Dad joined the Kirby household and became part of our family unit. Although he retained the house in Morden he found his bed in our house “more to his liking.” He brought so much support and energy to our home. Using his skills at maintaining and gardening. Our friends became his friends an every event include an invitation to Milton. When our friends needed help with small building projects they would call to see if Dad was free to lend a hand.
We had a particualry busy evening on Thursday and Dad very quickly worked out what he could do to help. He learnt to cook. He made one of the best cottage pies ever. Mum must be so cross, that her lifetime switching on the kettle was the only skill he possessed in the kitchen department. Having mastered the cottage pie he tried his hand at stir fries, fajitas and curries. Just goes to prove, it is never too late to learn.
Before Mum left us, she had kept telling dad to see the doctor about his cough. After she left, one of the first things I did was to take him to have it checked out. Over the years there wer numerous check and numerous thoughtful suggestions; such as keep of the spicey food!
February this year we did some gardening with dad and took down some trees. WE could see dad struggle and for the first ever time he just disappeared and we found him looking through the newspaper in his chair. The following day he compained of chest pains and Liam took him A & E. The coronavirus was in the news and there was debate as to whether the UK should lockdown. Dad was thoroughly checked over and had an xray and CT scan and kept in over night. The shock of the scan result showing a rather large tumour in the left lung and hiding behind the heart. It must have been there undetected for years. Our family gathered as the result of the biopsy did indeed confirm lung cancer at stage 4. The hospital was gearing up for patients with the virus and so discharged Dad into my care in our home in Epsom. We had 3 cosy weeks with him and with the support of the Princess Alice Hospice team. They arranged care assistants and some aids to help him continue to walk around the home. We had a stair lift installed so that he could sleep comfortably in his bed upstairs.

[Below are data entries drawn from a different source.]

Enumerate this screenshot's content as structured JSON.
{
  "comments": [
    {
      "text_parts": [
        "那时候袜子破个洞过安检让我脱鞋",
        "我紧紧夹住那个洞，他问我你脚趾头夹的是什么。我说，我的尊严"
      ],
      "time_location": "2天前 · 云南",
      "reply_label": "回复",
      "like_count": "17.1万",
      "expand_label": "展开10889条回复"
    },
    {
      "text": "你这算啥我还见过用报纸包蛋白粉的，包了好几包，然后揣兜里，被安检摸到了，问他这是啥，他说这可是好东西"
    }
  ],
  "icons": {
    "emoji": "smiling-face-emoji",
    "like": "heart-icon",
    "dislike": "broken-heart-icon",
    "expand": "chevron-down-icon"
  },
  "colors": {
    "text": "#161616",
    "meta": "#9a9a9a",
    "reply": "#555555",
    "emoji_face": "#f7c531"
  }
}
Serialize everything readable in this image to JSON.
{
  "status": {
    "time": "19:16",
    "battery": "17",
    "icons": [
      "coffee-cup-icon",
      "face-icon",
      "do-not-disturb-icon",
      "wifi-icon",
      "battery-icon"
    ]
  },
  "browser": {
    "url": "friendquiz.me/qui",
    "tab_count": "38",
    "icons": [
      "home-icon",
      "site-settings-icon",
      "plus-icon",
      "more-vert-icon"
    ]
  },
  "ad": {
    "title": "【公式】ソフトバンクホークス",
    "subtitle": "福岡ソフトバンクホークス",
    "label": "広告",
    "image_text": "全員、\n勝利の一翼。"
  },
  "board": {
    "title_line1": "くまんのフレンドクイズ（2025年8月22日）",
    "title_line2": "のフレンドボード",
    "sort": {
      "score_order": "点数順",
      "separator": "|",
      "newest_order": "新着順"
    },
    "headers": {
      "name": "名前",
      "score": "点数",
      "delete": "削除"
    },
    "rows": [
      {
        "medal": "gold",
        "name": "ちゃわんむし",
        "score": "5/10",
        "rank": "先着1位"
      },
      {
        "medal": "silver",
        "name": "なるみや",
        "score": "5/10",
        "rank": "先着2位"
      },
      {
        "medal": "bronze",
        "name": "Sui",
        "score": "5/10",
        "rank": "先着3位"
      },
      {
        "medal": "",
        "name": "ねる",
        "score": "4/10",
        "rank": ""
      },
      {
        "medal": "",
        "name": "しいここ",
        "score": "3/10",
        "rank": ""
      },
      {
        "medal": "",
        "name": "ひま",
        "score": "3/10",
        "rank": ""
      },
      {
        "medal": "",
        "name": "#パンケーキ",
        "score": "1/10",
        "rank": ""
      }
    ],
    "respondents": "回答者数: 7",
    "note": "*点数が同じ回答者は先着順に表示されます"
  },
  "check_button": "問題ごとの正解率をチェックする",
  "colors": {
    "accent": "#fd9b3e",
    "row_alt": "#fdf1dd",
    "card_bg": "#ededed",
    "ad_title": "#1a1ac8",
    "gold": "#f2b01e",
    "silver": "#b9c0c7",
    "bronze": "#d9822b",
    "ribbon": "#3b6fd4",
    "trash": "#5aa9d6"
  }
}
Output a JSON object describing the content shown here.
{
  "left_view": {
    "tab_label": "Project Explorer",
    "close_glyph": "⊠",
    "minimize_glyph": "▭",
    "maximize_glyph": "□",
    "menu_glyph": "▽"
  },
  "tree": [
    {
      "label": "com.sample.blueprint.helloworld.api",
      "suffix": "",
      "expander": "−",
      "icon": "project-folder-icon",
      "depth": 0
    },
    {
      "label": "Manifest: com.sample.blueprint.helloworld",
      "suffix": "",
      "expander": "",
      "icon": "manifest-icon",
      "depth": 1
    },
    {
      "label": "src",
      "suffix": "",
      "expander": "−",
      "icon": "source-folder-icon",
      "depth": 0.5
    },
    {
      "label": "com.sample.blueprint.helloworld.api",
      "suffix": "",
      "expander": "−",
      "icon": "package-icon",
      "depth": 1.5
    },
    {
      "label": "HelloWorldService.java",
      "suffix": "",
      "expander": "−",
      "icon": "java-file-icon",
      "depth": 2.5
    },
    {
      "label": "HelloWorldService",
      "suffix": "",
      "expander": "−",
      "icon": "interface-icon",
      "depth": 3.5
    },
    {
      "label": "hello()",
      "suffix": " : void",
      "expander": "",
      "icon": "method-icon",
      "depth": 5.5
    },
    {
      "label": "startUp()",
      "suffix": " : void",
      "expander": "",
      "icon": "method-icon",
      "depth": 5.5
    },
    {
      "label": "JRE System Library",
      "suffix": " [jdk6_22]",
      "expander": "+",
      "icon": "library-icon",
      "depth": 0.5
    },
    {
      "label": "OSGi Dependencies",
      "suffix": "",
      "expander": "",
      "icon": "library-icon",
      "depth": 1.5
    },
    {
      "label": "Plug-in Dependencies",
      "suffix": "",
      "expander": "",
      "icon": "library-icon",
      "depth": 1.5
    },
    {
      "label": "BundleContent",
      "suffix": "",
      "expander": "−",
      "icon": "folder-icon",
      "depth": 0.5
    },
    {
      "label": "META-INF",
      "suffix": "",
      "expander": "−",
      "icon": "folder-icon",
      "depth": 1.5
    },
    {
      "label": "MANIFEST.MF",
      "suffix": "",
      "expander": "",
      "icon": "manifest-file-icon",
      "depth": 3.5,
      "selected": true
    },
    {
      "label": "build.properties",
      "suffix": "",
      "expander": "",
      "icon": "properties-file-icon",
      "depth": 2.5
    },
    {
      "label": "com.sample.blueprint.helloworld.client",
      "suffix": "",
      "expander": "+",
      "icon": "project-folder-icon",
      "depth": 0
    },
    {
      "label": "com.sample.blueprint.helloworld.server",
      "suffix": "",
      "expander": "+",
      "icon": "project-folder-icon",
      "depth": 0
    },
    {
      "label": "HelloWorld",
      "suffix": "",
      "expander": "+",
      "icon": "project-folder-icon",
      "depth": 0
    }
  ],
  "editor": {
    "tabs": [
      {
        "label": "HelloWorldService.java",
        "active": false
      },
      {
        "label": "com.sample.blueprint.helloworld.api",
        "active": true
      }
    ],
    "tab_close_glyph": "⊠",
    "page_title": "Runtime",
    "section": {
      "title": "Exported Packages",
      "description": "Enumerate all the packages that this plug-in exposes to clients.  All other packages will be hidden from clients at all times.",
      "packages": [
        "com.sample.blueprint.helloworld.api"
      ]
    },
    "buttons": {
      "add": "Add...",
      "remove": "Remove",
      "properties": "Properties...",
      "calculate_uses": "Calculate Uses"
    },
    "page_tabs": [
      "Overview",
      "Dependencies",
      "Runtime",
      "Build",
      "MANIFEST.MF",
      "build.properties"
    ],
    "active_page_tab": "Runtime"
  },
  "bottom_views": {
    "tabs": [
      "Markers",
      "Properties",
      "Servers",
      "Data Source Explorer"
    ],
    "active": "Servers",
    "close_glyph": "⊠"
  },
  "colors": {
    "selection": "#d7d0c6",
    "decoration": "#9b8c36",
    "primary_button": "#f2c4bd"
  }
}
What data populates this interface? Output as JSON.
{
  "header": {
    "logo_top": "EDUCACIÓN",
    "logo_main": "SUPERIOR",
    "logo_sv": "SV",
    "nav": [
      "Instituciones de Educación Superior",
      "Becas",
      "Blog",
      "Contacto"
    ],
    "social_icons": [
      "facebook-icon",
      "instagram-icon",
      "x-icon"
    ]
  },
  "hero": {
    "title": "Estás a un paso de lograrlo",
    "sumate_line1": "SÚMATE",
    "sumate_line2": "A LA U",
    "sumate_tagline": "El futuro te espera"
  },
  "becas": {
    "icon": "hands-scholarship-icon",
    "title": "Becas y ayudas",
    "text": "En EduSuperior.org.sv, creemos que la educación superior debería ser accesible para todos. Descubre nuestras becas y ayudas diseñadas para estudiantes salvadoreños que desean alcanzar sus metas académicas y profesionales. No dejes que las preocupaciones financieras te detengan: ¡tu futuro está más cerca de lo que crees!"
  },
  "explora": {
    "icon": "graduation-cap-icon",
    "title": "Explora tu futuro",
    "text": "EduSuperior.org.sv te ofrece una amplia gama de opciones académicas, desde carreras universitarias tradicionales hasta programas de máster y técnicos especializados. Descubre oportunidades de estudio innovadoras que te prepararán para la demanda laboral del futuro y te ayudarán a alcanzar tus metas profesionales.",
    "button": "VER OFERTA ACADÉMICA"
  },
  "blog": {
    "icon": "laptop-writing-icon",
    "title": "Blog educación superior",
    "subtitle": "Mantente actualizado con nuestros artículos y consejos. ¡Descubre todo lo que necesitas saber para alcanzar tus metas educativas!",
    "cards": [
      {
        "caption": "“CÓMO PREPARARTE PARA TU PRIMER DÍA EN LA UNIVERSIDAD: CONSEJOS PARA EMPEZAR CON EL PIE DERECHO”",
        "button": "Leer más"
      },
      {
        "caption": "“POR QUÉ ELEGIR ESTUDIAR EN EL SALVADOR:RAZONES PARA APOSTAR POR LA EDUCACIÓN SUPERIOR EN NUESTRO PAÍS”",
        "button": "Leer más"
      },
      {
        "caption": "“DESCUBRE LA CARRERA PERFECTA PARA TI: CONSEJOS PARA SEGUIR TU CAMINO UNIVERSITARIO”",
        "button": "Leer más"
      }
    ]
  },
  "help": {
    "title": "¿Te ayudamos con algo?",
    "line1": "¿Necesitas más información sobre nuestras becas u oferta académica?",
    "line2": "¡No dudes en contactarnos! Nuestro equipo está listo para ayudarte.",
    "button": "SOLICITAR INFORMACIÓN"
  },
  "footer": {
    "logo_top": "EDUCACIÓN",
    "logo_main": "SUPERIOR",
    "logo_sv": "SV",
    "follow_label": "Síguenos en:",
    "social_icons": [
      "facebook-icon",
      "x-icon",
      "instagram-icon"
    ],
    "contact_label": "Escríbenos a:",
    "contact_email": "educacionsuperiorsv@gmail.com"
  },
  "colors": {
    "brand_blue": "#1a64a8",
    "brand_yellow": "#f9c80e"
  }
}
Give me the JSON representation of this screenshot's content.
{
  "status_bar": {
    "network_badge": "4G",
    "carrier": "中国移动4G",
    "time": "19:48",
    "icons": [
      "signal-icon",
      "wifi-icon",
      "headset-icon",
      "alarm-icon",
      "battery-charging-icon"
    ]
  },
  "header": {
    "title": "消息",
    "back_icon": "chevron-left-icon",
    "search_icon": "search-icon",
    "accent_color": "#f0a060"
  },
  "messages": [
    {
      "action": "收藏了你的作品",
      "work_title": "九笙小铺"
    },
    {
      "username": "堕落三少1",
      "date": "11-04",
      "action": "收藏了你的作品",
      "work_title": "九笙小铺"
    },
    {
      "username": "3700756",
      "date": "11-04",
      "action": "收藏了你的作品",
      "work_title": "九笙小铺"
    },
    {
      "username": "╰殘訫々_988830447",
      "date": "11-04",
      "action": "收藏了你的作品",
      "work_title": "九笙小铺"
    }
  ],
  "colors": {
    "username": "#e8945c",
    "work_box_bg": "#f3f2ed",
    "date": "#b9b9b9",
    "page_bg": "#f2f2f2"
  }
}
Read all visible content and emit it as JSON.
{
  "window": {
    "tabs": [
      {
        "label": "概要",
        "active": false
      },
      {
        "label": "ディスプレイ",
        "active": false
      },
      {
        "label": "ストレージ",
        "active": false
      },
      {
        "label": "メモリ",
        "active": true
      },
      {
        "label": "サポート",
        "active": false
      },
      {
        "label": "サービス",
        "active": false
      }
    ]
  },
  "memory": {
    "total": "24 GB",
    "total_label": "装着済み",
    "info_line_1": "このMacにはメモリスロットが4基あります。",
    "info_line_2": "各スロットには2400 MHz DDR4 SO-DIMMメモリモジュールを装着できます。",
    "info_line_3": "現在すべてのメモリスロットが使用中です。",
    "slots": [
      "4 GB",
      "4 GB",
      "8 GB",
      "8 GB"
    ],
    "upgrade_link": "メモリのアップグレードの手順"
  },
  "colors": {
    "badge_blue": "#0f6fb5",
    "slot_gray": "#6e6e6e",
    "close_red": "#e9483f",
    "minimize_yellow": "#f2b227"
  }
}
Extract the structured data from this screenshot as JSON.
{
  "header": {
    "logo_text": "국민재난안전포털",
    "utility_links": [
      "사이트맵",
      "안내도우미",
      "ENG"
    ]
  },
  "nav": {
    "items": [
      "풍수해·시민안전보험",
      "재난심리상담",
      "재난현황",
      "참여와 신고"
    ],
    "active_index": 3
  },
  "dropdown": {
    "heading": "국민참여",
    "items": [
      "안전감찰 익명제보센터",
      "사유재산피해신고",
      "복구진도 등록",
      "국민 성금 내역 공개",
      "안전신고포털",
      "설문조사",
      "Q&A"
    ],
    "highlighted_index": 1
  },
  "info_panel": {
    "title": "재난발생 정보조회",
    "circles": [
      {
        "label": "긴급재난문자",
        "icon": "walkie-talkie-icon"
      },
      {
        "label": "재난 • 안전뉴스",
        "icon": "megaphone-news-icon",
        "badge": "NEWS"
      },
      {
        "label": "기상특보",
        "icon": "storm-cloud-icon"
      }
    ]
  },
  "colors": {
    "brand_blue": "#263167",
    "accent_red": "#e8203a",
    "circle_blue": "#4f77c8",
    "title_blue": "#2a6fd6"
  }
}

The cough got worse, Dad lost all appetite and could not face food; he lost so much weight and on 19 April at just before 1 am he left us. He is at peace now with Mum his most loved brother Wally and ofcourse his parents.
This is some of my story of Dad – I would love to hear yours.- Louise